BEGIN

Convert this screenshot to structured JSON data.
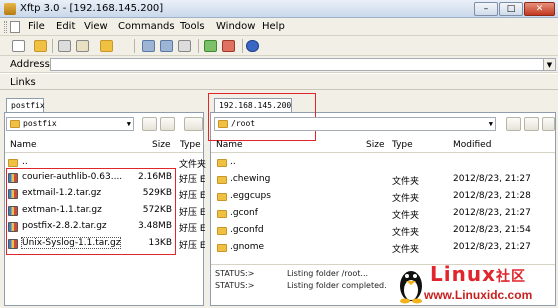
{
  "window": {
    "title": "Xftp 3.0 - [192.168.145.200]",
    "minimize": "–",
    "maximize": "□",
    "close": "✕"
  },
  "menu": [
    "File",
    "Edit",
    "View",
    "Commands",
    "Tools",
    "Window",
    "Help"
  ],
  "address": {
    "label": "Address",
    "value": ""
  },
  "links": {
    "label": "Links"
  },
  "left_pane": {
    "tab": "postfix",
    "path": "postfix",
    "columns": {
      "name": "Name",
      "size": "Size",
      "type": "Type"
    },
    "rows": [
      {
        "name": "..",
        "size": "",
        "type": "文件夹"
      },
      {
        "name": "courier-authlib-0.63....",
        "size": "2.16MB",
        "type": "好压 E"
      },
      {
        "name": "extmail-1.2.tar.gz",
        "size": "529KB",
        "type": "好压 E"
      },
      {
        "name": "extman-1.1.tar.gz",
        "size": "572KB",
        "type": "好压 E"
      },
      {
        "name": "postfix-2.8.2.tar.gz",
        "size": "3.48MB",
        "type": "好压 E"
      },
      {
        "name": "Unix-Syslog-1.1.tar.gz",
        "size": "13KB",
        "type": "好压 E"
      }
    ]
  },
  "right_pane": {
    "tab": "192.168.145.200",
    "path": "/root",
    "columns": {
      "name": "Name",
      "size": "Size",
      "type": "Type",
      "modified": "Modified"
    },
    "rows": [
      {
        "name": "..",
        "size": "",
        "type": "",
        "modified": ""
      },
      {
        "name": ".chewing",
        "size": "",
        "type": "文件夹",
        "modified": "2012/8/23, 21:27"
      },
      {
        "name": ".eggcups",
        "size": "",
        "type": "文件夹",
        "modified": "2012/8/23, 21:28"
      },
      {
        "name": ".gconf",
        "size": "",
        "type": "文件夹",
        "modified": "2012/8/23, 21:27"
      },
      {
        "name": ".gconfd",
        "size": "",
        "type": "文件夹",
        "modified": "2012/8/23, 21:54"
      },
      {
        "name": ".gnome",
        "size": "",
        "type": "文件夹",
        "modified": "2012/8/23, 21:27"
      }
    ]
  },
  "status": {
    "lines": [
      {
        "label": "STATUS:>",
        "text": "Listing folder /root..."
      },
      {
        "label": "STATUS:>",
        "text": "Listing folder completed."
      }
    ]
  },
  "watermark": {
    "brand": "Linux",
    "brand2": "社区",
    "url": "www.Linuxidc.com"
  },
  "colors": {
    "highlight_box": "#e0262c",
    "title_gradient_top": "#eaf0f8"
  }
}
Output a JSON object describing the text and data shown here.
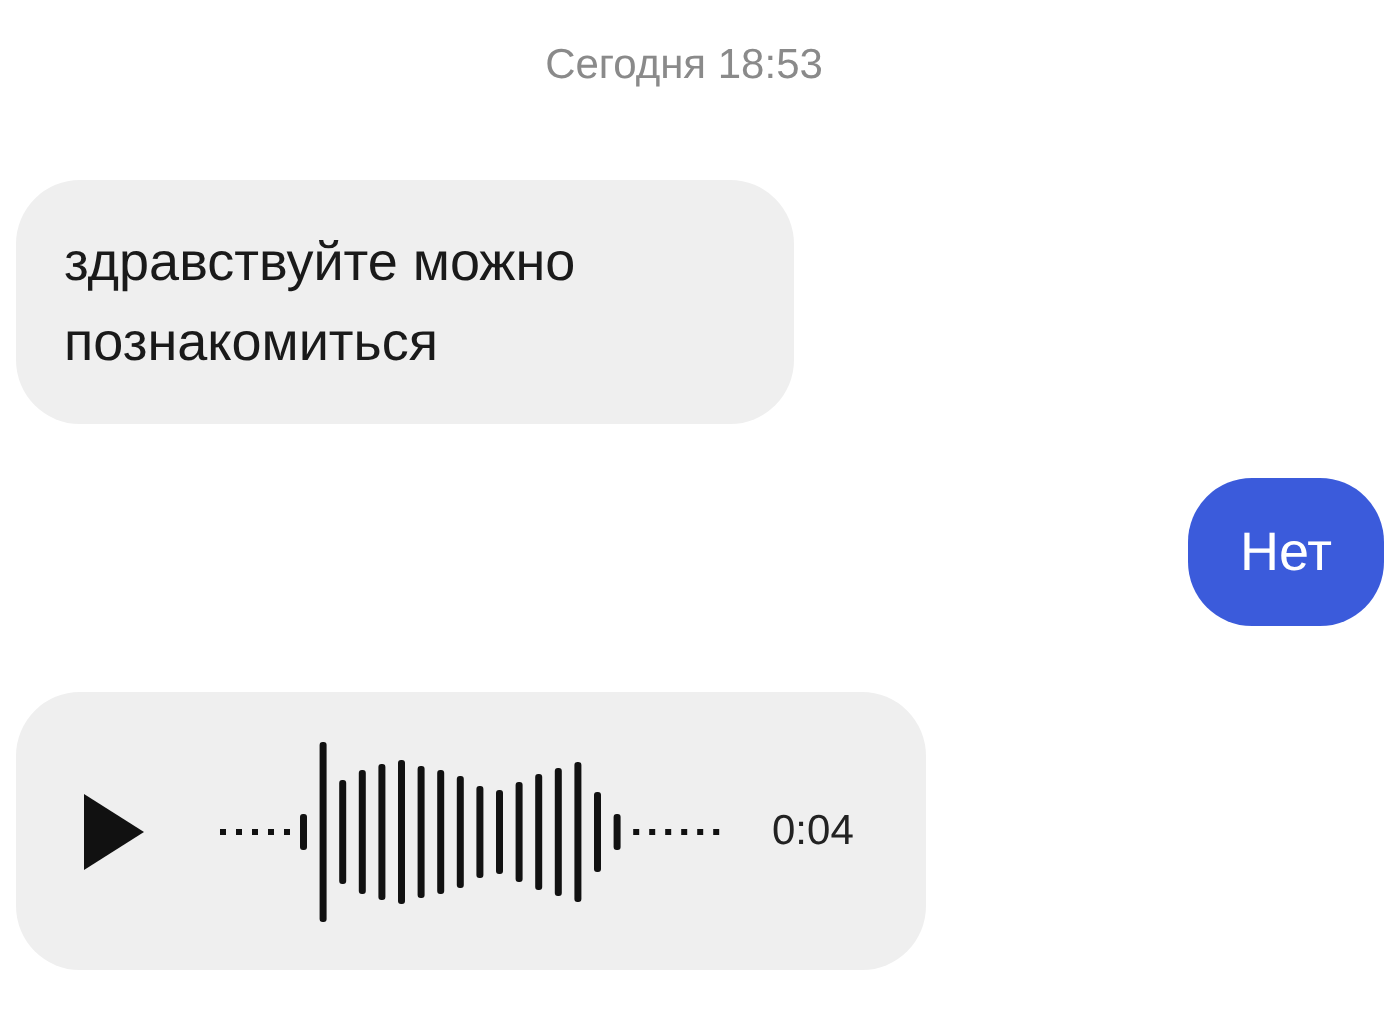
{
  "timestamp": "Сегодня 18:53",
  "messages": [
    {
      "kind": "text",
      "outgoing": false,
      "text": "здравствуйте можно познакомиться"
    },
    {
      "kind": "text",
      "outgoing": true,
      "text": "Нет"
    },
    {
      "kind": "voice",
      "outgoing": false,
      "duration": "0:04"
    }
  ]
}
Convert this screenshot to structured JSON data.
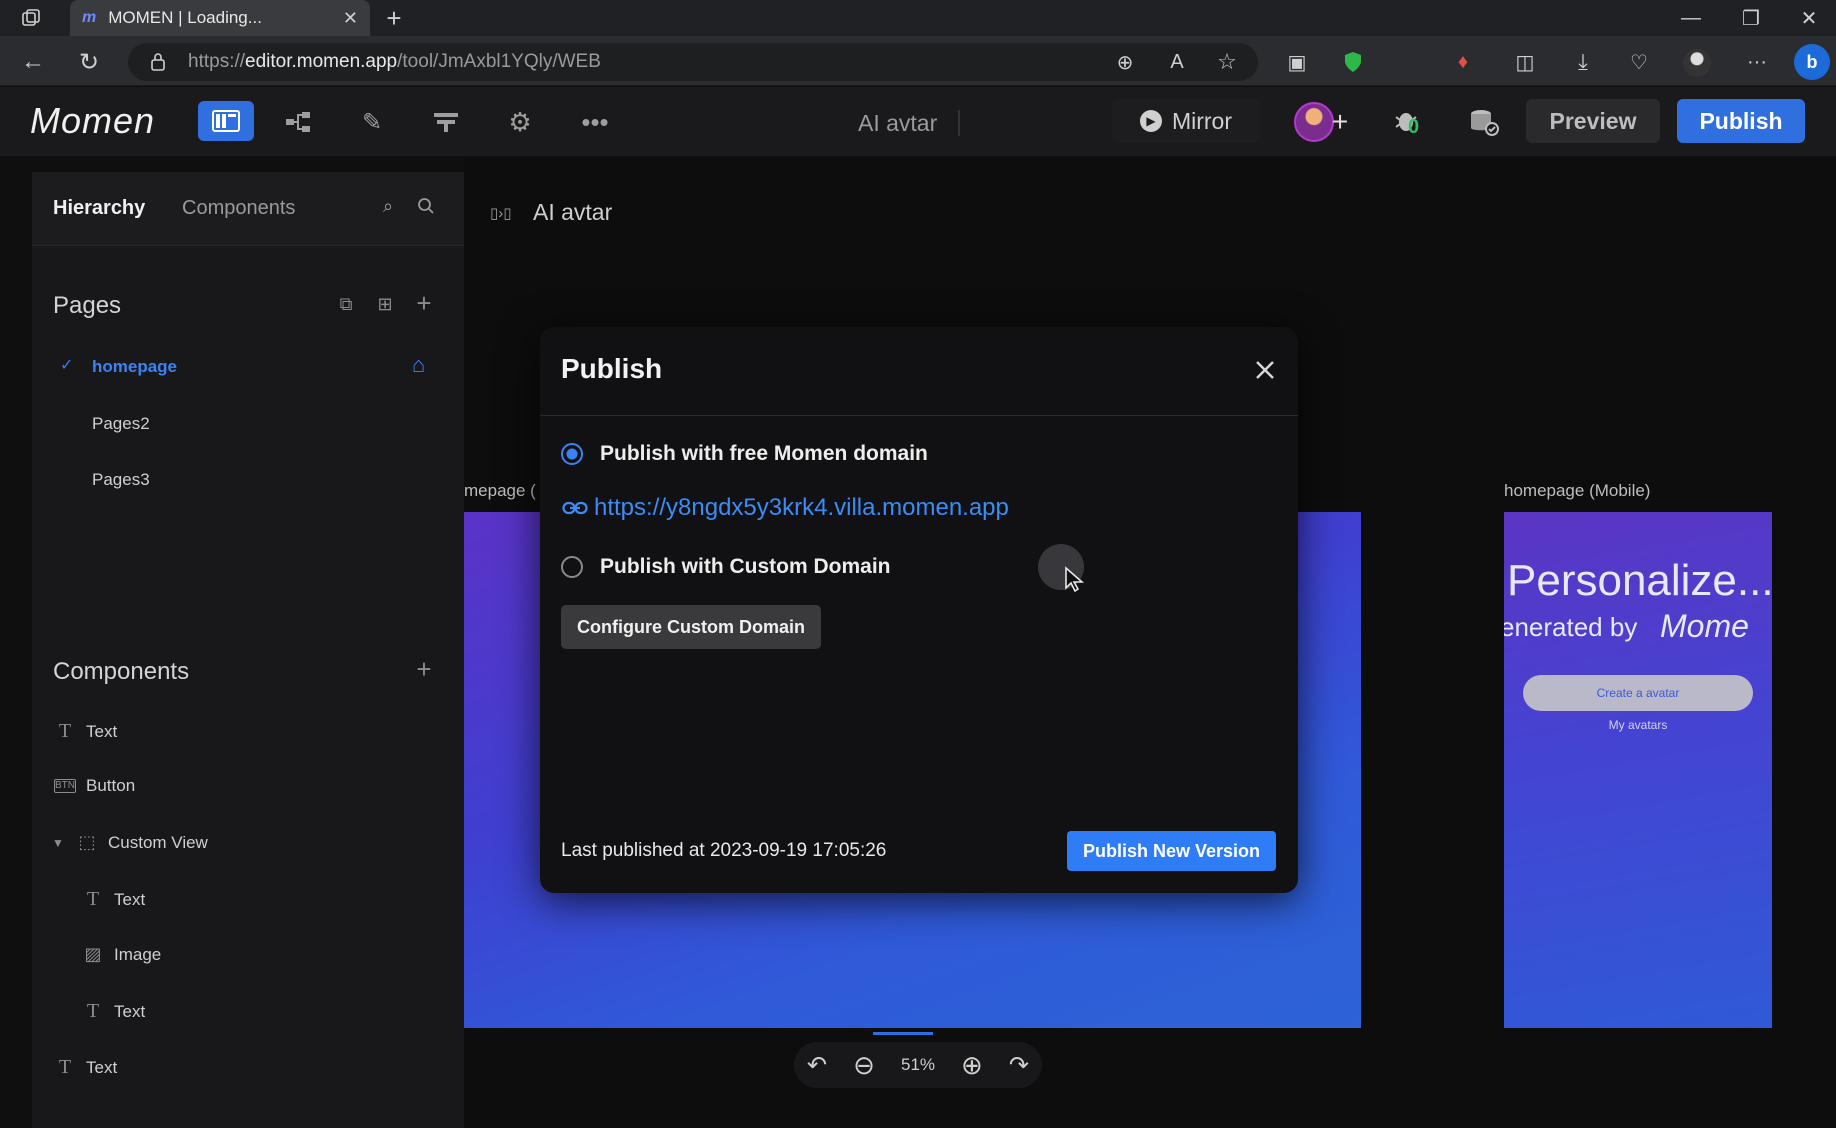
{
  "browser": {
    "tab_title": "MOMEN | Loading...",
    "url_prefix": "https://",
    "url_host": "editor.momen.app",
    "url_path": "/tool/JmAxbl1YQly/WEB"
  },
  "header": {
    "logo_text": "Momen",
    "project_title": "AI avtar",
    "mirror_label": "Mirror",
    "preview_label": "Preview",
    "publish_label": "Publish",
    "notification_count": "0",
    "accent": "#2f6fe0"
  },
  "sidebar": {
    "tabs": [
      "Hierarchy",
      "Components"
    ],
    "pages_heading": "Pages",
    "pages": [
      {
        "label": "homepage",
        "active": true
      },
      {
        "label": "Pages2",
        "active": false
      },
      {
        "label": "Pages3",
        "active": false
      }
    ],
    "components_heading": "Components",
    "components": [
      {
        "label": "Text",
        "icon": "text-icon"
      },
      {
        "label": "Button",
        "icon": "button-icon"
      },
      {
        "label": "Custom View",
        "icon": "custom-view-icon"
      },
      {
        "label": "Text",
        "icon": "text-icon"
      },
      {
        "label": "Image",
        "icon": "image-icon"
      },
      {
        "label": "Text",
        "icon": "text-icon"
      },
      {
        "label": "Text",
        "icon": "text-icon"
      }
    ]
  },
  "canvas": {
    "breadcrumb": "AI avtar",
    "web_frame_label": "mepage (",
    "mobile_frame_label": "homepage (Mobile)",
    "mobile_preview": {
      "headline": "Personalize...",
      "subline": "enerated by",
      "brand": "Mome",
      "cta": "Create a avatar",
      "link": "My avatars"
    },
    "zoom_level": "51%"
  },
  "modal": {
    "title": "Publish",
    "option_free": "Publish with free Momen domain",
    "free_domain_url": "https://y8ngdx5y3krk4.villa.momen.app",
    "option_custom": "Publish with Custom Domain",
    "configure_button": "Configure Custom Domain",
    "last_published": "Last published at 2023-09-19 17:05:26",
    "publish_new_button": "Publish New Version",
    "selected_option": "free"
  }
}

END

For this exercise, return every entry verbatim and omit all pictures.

Convert this screenshot to structured JSON data.
{
  "window": {
    "title": "Xftp 3.0 - [192.168.145.200]",
    "minimize": "–",
    "maximize": "□",
    "close": "✕"
  },
  "menu": [
    "File",
    "Edit",
    "View",
    "Commands",
    "Tools",
    "Window",
    "Help"
  ],
  "address": {
    "label": "Address",
    "value": ""
  },
  "links": {
    "label": "Links"
  },
  "left_pane": {
    "tab": "postfix",
    "path": "postfix",
    "columns": {
      "name": "Name",
      "size": "Size",
      "type": "Type"
    },
    "rows": [
      {
        "name": "..",
        "size": "",
        "type": "文件夹"
      },
      {
        "name": "courier-authlib-0.63....",
        "size": "2.16MB",
        "type": "好压 E"
      },
      {
        "name": "extmail-1.2.tar.gz",
        "size": "529KB",
        "type": "好压 E"
      },
      {
        "name": "extman-1.1.tar.gz",
        "size": "572KB",
        "type": "好压 E"
      },
      {
        "name": "postfix-2.8.2.tar.gz",
        "size": "3.48MB",
        "type": "好压 E"
      },
      {
        "name": "Unix-Syslog-1.1.tar.gz",
        "size": "13KB",
        "type": "好压 E"
      }
    ]
  },
  "right_pane": {
    "tab": "192.168.145.200",
    "path": "/root",
    "columns": {
      "name": "Name",
      "size": "Size",
      "type": "Type",
      "modified": "Modified"
    },
    "rows": [
      {
        "name": "..",
        "size": "",
        "type": "",
        "modified": ""
      },
      {
        "name": ".chewing",
        "size": "",
        "type": "文件夹",
        "modified": "2012/8/23, 21:27"
      },
      {
        "name": ".eggcups",
        "size": "",
        "type": "文件夹",
        "modified": "2012/8/23, 21:28"
      },
      {
        "name": ".gconf",
        "size": "",
        "type": "文件夹",
        "modified": "2012/8/23, 21:27"
      },
      {
        "name": ".gconfd",
        "size": "",
        "type": "文件夹",
        "modified": "2012/8/23, 21:54"
      },
      {
        "name": ".gnome",
        "size": "",
        "type": "文件夹",
        "modified": "2012/8/23, 21:27"
      }
    ]
  },
  "status": {
    "lines": [
      {
        "label": "STATUS:>",
        "text": "Listing folder /root..."
      },
      {
        "label": "STATUS:>",
        "text": "Listing folder completed."
      }
    ]
  },
  "watermark": {
    "brand": "Linux",
    "brand2": "社区",
    "url": "www.Linuxidc.com"
  },
  "colors": {
    "highlight_box": "#e0262c",
    "title_gradient_top": "#eaf0f8"
  }
}
Output a JSON object describing the text and data shown here.
{
  "timestamp": "Сегодня 18:53",
  "messages": [
    {
      "kind": "text",
      "outgoing": false,
      "text": "здравствуйте можно познакомиться"
    },
    {
      "kind": "text",
      "outgoing": true,
      "text": "Нет"
    },
    {
      "kind": "voice",
      "outgoing": false,
      "duration": "0:04"
    }
  ]
}
Convert this screenshot to structured JSON data.
{
  "browser": {
    "tab_title": "MOMEN | Loading...",
    "url_prefix": "https://",
    "url_host": "editor.momen.app",
    "url_path": "/tool/JmAxbl1YQly/WEB"
  },
  "header": {
    "logo_text": "Momen",
    "project_title": "AI avtar",
    "mirror_label": "Mirror",
    "preview_label": "Preview",
    "publish_label": "Publish",
    "notification_count": "0",
    "accent": "#2f6fe0"
  },
  "sidebar": {
    "tabs": [
      "Hierarchy",
      "Components"
    ],
    "pages_heading": "Pages",
    "pages": [
      {
        "label": "homepage",
        "active": true
      },
      {
        "label": "Pages2",
        "active": false
      },
      {
        "label": "Pages3",
        "active": false
      }
    ],
    "components_heading": "Components",
    "components": [
      {
        "label": "Text",
        "icon": "text-icon"
      },
      {
        "label": "Button",
        "icon": "button-icon"
      },
      {
        "label": "Custom View",
        "icon": "custom-view-icon"
      },
      {
        "label": "Text",
        "icon": "text-icon"
      },
      {
        "label": "Image",
        "icon": "image-icon"
      },
      {
        "label": "Text",
        "icon": "text-icon"
      },
      {
        "label": "Text",
        "icon": "text-icon"
      }
    ]
  },
  "canvas": {
    "breadcrumb": "AI avtar",
    "web_frame_label": "mepage (",
    "mobile_frame_label": "homepage (Mobile)",
    "mobile_preview": {
      "headline": "Personalize...",
      "subline": "enerated by",
      "brand": "Mome",
      "cta": "Create a avatar",
      "link": "My avatars"
    },
    "zoom_level": "51%"
  },
  "modal": {
    "title": "Publish",
    "option_free": "Publish with free Momen domain",
    "free_domain_url": "https://y8ngdx5y3krk4.villa.momen.app",
    "option_custom": "Publish with Custom Domain",
    "configure_button": "Configure Custom Domain",
    "last_published": "Last published at 2023-09-19 17:05:26",
    "publish_new_button": "Publish New Version",
    "selected_option": "free"
  }
}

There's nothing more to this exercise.